'Hypocrite reader – my twin – my brother!'
Exactly a century ago, the English modernist poet Thomas Stearns Eliot wrote The Waste Land. He structured the poem as a collection of fragmented dramatic monologues, "a heap of broken images." Waking up from the horror of the Great War, no total picture of life was available to him. He reflected on the fragmentary ruins of Europe with symptoms of death all around. For him, the once-great civilisation was dying and was guilty of ennui – a personification of apathy and inactivity.
He found his fellow creatures blooming like lilacs on a graveyard who were not willing to endure the pains and efforts needed for a change. In one of the most memorable lines, Eliot quotes the French poet Charles Baudelaire to warn his readers not to think of themselves as morally superior to others. We all have our flaws, and we all have contributed to the breakdown of the system. He ends the first section by stating, "Hypocrite reader – my twin – my brother!"

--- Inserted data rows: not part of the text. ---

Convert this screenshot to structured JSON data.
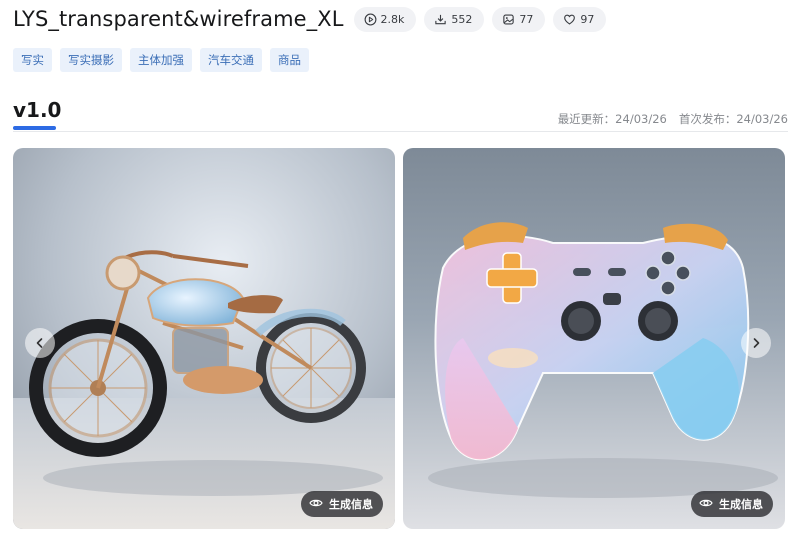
{
  "model": {
    "title": "LYS_transparent&wireframe_XL",
    "stats": [
      {
        "icon": "play-icon",
        "value": "2.8k"
      },
      {
        "icon": "download-icon",
        "value": "552"
      },
      {
        "icon": "image-icon",
        "value": "77"
      },
      {
        "icon": "heart-icon",
        "value": "97"
      }
    ]
  },
  "tags": [
    "写实",
    "写实摄影",
    "主体加强",
    "汽车交通",
    "商品"
  ],
  "version": {
    "label": "v1.0",
    "last_updated": "最近更新：24/03/26",
    "first_published": "首次发布：24/03/26"
  },
  "gallery": {
    "images": [
      {
        "subject": "transparent motorcycle",
        "gen_info_label": "生成信息"
      },
      {
        "subject": "transparent game controller",
        "gen_info_label": "生成信息"
      }
    ]
  },
  "colors": {
    "accent": "#2d6be4",
    "tag_bg": "#eaf1fb",
    "tag_text": "#3c6fb7"
  }
}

I mention The Waste Land to reflect on the West and its hypocrisy that we have all witnessed in recent weeks. Thanks largely to the Western media, the 2022 FIFA World Cup in Qatar has been in the eye of the storm.
Ever since the Gulf state won the bid to host the biggest show on Earth, the massive moral industry has been finding faults in the way it is organising the event. Traditional "football fortresses like Barcelona and Berlin are turning their backs on the World Cup" while "Germany, Spain, France and Belgium are refusing to show any World Cup games" (Daily Mail). BBC has relegated the live-streaming to a red button option. Why? They accuse the Qatari government of bribing FIFA for getting the nomination in the first place, of using migrant workers to build the infrastructure ever since the nomination, leading to the death of over 6,500 people, and of maintaining the death penalty for homosexuality.

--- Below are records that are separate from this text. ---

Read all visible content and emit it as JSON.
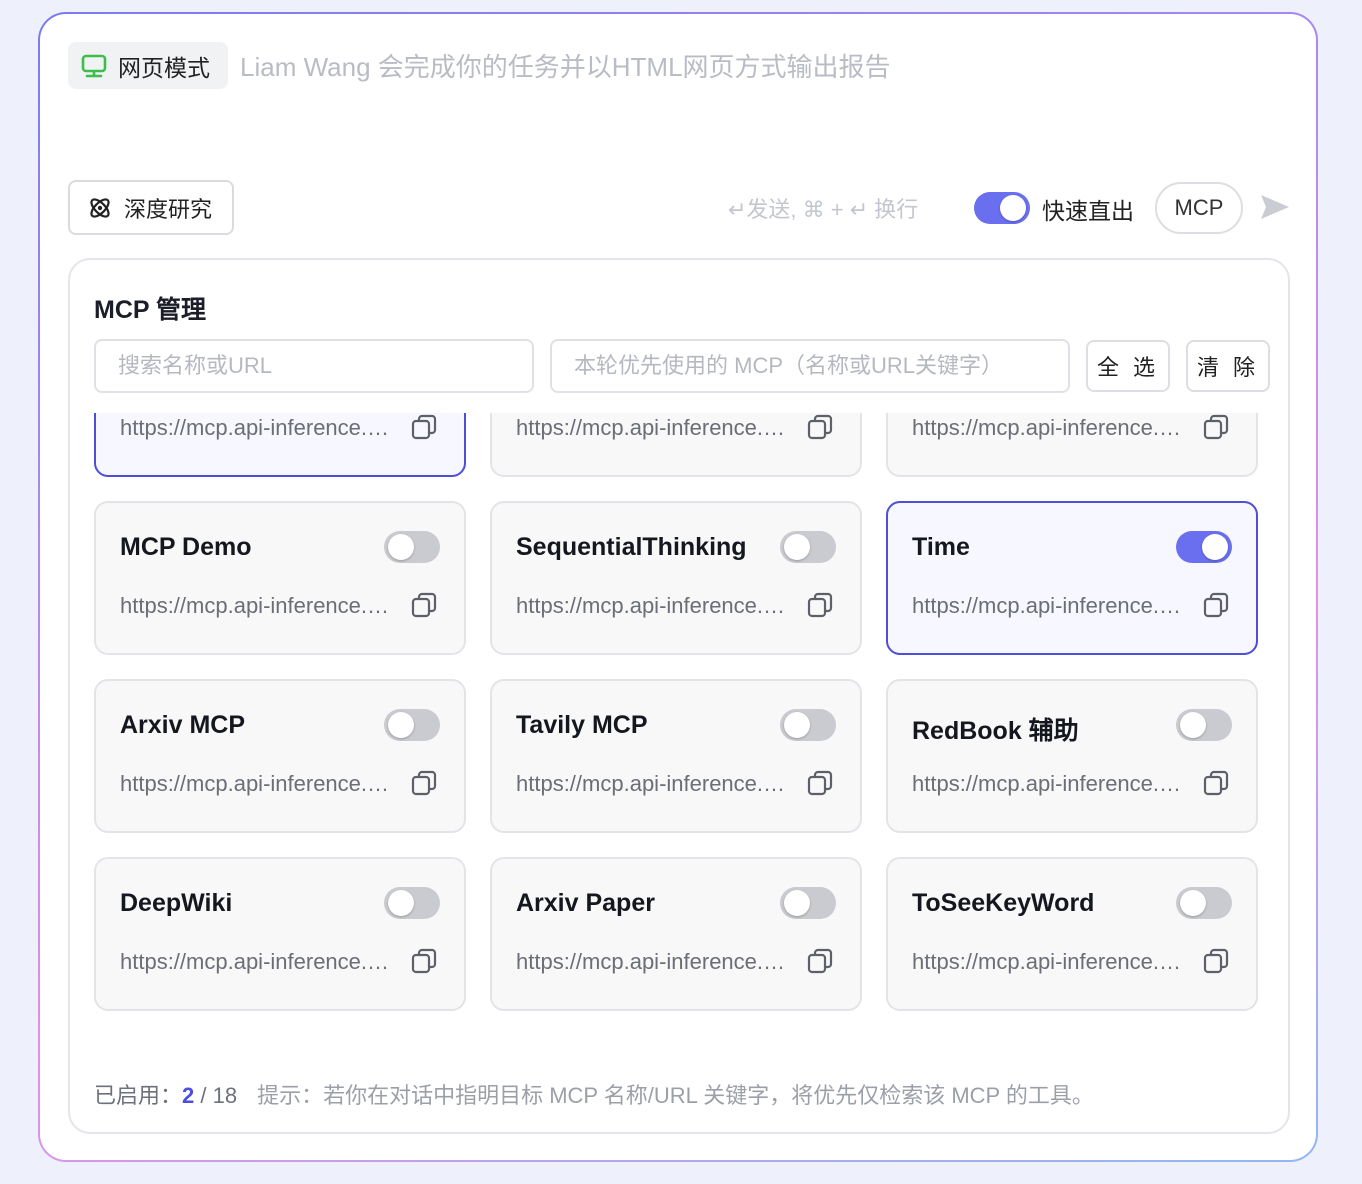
{
  "composer": {
    "mode_label": "网页模式",
    "placeholder": "Liam Wang 会完成你的任务并以HTML网页方式输出报告",
    "deep_research_label": "深度研究",
    "send_hint": "↵发送, ⌘ + ↵ 换行",
    "fast_mode_label": "快速直出",
    "fast_mode_on": true,
    "mcp_button_label": "MCP"
  },
  "mcp_panel": {
    "title": "MCP 管理",
    "search_placeholder": "搜索名称或URL",
    "prefer_placeholder": "本轮优先使用的 MCP（名称或URL关键字）",
    "select_all_label": "全 选",
    "clear_label": "清 除",
    "servers": [
      {
        "name": "",
        "url": "https://mcp.api-inference.modelscope.net/",
        "enabled": true
      },
      {
        "name": "",
        "url": "https://mcp.api-inference.modelscope.net/",
        "enabled": false
      },
      {
        "name": "",
        "url": "https://mcp.api-inference.modelscope.net/",
        "enabled": false
      },
      {
        "name": "MCP Demo",
        "url": "https://mcp.api-inference.modelscope.net/",
        "enabled": false
      },
      {
        "name": "SequentialThinking",
        "url": "https://mcp.api-inference.modelscope.net/",
        "enabled": false
      },
      {
        "name": "Time",
        "url": "https://mcp.api-inference.modelscope.net/",
        "enabled": true
      },
      {
        "name": "Arxiv MCP",
        "url": "https://mcp.api-inference.modelscope.net/",
        "enabled": false
      },
      {
        "name": "Tavily MCP",
        "url": "https://mcp.api-inference.modelscope.net/",
        "enabled": false
      },
      {
        "name": "RedBook 辅助",
        "url": "https://mcp.api-inference.modelscope.net/",
        "enabled": false
      },
      {
        "name": "DeepWiki",
        "url": "https://mcp.api-inference.modelscope.net/",
        "enabled": false
      },
      {
        "name": "Arxiv Paper",
        "url": "https://mcp.api-inference.modelscope.net/",
        "enabled": false
      },
      {
        "name": "ToSeeKeyWord",
        "url": "https://mcp.api-inference.modelscope.net/",
        "enabled": false
      }
    ],
    "footer": {
      "enabled_label": "已启用：",
      "enabled_count": "2",
      "total": " / 18",
      "hint": "提示：若你在对话中指明目标 MCP 名称/URL 关键字，将优先仅检索该 MCP 的工具。"
    }
  },
  "colors": {
    "accent": "#6a6ff0",
    "active_border": "#4e4fd6",
    "monitor_icon": "#3bbf4a"
  }
}
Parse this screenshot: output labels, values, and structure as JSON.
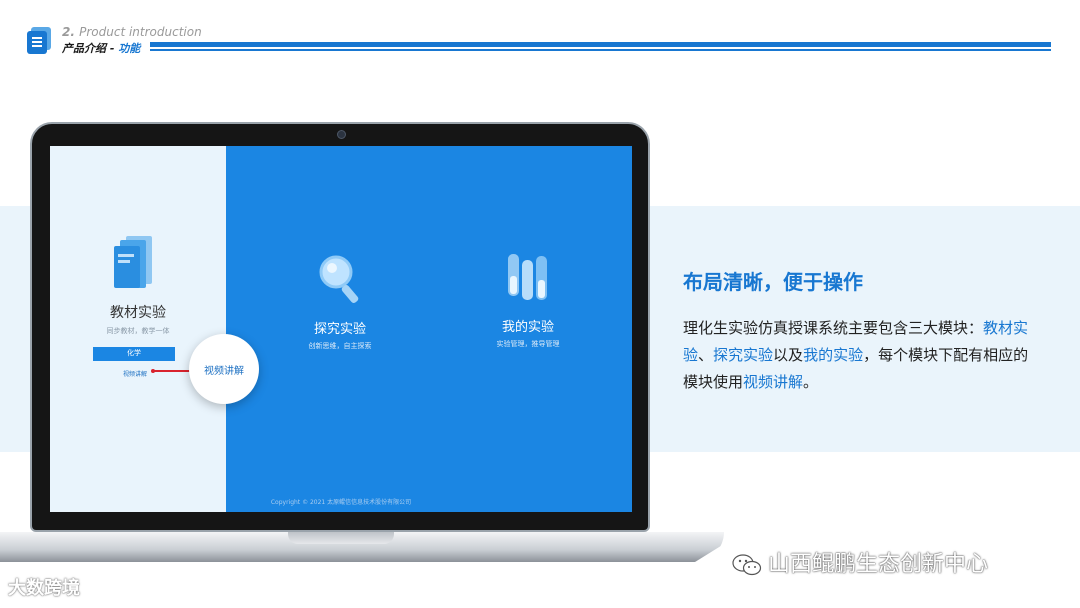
{
  "header": {
    "number": "2.",
    "english": "Product introduction",
    "title_main": "产品介绍",
    "title_sep": " - ",
    "title_accent": "功能"
  },
  "screen": {
    "module1": {
      "title": "教材实验",
      "subtitle": "同步教材，教学一体",
      "button_label": "化学",
      "video_link": "视频讲解"
    },
    "bubble_label": "视频讲解",
    "module2": {
      "title": "探究实验",
      "subtitle": "创新思维，自主探索"
    },
    "module3": {
      "title": "我的实验",
      "subtitle": "实验管理，推导管理"
    },
    "copyright": "Copyright © 2021 太原鲲信信息技术股份有限公司"
  },
  "right": {
    "heading": "布局清晰，便于操作",
    "p1": "理化生实验仿真授课系统主要包含三大模块：",
    "hl1": "教材实验",
    "sep1": "、",
    "hl2": "探究实验",
    "mid": "以及",
    "hl3": "我的实验",
    "p2": "，每个模块下配有相应的模块使用",
    "hl4": "视频讲解",
    "p3": "。"
  },
  "watermarks": {
    "left": "大数跨境",
    "right": "山西鲲鹏生态创新中心"
  },
  "colors": {
    "accent": "#1877d1",
    "screen_blue": "#1b86e3",
    "band": "#eaf4fb",
    "red": "#d9232e"
  }
}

Gianni Infantino, the president of the international football association, lashed out against the West for their hypocrisy, reminding his fellow brothers that "for what we Europeans have been doing for the last 3,000 years, we should apologise for the next 3,000 years before starting to give moral lessons to people." Infantino reminded the press that the Western business companies who operated in Qatar had done nothing to improve the quality of the migrant workers' lives.
Western governments have continued to procure natural gas and oil from Qatar while their media outlets unleashed their political and moral bombast on human rights. Qatar's track record in exploiting its migrant workers is no different from many parts of the world. A law enacted in 2017 to protect workers has helped little to stem the rot. Then again, when we hear that many of the construction projects were implemented by non-Qatari firms, Infantino scores a point. The expat consultants receive attractive pay packages with relocation and tax-free benefits. In contrast, migrant workers from Bangladesh, India, Nepal or Sri Lanka have to pay for their recruitment. Those in white collar jobs had the choice of doing something for the ones in blue collars. Our hypocritical brothers did not speak then. And they are not asking their fellow friends to hold their tongues either.

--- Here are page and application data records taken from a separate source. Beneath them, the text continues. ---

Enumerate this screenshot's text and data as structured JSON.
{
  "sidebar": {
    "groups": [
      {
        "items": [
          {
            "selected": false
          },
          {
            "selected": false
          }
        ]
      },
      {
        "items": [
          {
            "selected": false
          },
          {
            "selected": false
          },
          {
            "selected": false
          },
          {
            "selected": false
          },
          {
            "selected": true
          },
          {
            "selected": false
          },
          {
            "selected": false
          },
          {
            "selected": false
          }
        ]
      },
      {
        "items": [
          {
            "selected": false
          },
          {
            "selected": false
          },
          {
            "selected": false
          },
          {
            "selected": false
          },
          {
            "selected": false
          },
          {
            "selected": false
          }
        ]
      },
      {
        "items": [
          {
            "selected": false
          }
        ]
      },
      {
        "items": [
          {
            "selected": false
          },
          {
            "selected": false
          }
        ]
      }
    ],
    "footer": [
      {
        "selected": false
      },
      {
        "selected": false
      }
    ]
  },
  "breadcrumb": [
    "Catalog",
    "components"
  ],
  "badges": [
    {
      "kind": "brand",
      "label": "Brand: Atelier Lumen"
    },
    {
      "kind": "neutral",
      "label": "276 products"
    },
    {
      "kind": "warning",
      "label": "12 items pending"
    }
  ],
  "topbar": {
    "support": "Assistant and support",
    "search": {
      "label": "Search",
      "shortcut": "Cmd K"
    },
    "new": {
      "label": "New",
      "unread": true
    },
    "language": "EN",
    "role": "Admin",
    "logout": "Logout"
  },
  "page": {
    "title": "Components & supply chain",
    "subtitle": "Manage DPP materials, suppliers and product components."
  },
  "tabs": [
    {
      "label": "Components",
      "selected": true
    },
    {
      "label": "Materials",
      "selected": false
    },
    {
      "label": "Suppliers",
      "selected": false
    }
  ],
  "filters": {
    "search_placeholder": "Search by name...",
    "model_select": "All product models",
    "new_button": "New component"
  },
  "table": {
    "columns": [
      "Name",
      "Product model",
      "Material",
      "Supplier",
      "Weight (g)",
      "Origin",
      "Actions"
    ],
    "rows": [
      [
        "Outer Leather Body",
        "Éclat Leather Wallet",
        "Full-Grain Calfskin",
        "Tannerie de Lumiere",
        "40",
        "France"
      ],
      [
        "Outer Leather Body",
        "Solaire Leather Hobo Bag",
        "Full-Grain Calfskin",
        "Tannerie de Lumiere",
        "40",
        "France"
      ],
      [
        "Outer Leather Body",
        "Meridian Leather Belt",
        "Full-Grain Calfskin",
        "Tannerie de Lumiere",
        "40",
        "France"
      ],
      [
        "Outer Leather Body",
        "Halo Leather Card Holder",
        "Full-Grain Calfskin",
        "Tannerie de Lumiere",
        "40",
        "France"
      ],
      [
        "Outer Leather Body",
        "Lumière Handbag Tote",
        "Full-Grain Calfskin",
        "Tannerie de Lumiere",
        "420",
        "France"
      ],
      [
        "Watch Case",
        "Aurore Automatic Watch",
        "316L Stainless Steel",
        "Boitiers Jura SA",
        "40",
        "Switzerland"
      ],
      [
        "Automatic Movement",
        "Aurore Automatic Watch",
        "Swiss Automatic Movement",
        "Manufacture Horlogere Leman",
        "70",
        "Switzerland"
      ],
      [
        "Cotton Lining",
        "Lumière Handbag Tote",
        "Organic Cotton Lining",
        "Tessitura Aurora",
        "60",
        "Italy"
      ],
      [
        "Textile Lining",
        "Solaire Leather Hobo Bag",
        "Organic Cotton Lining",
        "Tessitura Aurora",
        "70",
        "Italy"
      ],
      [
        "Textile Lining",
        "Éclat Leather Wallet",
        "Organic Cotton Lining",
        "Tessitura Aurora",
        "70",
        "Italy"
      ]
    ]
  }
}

For a country like Bangladesh, which depends a lot on its migrant workers for remittance, the gala event offered an opportunity when Qatar spent over USD 229 billion to build its infrastructure. The big question will be how to reengage these workers who might be redundant now that this construction mania is over. Will the West intervene? Very unlikely so. It is the same West that lectures us on the plight of the displaced Rohingyas in the refugee camps and has no qualms over the floating migrants in the Mediterranean. As for the LGBTQ issue, only 33 countries have legalised same-sex marriage. Why single out a nation, then?
Now that the event has tabled all its major teams, football is finally taking the centre stage. We have already seen some major upsets where former champions like Argentina and Germany have tasted defeat to their Asian counterparts. This is a perfect response to the Eurocentric and Orientalist languages that we have experienced.
"The desert World Cup," according to BBC, is "blighted by a dust storm of controversy." Another British tabloid headlined, "Grunting camels outside England's Qatar HQ leave team facing sleepless nights." Earlier, another news report complained that the event in Qatar "robbed us of a summer of football." A German TV complained about the carbon footprints due to the number of air conditioners and flights bringing in visitors for the games.
Ironically, Europe depends a lot on the energy supply from Gulf states – including Qatar – to withstand the winter of discontent that is looming large due to the Russia-Ukraine war. Yet, the underlying tone of Europe has been you cannot buy everything, not "our" football. They probably forget that this is not UEFA; the World Cup is international. In the opening ceremony, Morgan Freeman, who narrated the segment "The Calling," rightly reminded the crowd, "We gather here as one big tribe and Earth is the tent we all live in."
We need a long soul-searching to set our moral standards for us, for our twins, and for our brothers (and sisters).
Dr Shamsad Mortuza is a professor of English at Dhaka University.